The title “The Pigeon Tunnel” comes from a much earlier memory however.  His conman father (the inspiration for le Carre’s autobiographical novel, “A Perfect Spy”) has taken him on a gambling spree in Monte Carlo.  At a sporting club, the teenager David sees “well-lunched sporting gentlemen” shooting pigeons.  He learns the surviving birds fly back to their home on the casino roof where they are doomed to be trapped in the tunnels that lead them again into shotgun fire.

It’s a troubling image.  Does it haunt him into his 80s because he’s trapped by his own inherited nature?  His father, Ronnie, looms, at last fully formed, in “Son of the Author’s Father,” a chapter saved for late in the book.  Roguish Ronnie cheats, lies, runs cons, sends others to prison for his crimes, beds women, goes to prison himself and still manages to send his sons to the best schools.  Later in life, Ronnie takes advantage of his son’s fame whenever he can.

In these pages, Cornwell becomes one of his most fascinating characters — the son who learns to dissemble at his father’s knee, joins the British intelligence service and rounds out his life creating false worlds as a novelist.

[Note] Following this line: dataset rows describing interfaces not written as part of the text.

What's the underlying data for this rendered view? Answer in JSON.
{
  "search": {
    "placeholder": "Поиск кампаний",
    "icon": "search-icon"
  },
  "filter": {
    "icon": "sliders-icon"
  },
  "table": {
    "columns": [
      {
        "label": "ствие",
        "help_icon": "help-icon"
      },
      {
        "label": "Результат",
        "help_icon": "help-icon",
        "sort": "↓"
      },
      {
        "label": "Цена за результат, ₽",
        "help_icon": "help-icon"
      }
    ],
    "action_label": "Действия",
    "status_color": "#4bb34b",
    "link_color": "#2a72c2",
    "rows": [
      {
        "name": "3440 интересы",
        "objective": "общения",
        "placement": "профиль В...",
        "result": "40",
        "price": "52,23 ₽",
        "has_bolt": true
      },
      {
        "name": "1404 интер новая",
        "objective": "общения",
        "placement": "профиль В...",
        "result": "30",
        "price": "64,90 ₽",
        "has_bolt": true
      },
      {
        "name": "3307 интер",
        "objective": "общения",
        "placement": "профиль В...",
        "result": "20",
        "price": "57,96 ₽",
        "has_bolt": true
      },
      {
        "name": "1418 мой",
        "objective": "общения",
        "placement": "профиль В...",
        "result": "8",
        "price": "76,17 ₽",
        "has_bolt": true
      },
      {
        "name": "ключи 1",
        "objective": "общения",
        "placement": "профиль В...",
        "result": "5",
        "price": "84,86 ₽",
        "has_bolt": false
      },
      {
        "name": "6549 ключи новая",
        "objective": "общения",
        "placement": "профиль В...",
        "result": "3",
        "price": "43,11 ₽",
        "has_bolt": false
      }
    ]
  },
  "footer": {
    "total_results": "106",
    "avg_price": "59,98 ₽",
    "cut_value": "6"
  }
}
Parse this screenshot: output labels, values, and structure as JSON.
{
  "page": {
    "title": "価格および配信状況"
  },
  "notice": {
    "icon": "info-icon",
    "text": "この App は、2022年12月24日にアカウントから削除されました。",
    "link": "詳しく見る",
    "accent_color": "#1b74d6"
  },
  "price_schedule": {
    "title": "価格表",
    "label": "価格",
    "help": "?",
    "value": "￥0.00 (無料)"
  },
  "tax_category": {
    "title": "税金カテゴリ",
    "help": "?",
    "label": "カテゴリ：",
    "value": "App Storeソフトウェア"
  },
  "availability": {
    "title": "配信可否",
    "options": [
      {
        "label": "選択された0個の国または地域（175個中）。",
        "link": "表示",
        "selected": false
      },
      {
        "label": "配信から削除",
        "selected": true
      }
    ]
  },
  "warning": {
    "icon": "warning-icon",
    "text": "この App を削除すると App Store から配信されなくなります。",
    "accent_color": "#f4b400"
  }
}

“Sometimes I walk round him, sometimes he’s the mountain I still have to climb,” he writes of Ronnie.  We listen and nod, sipping with pleasure, intoxicated by his words.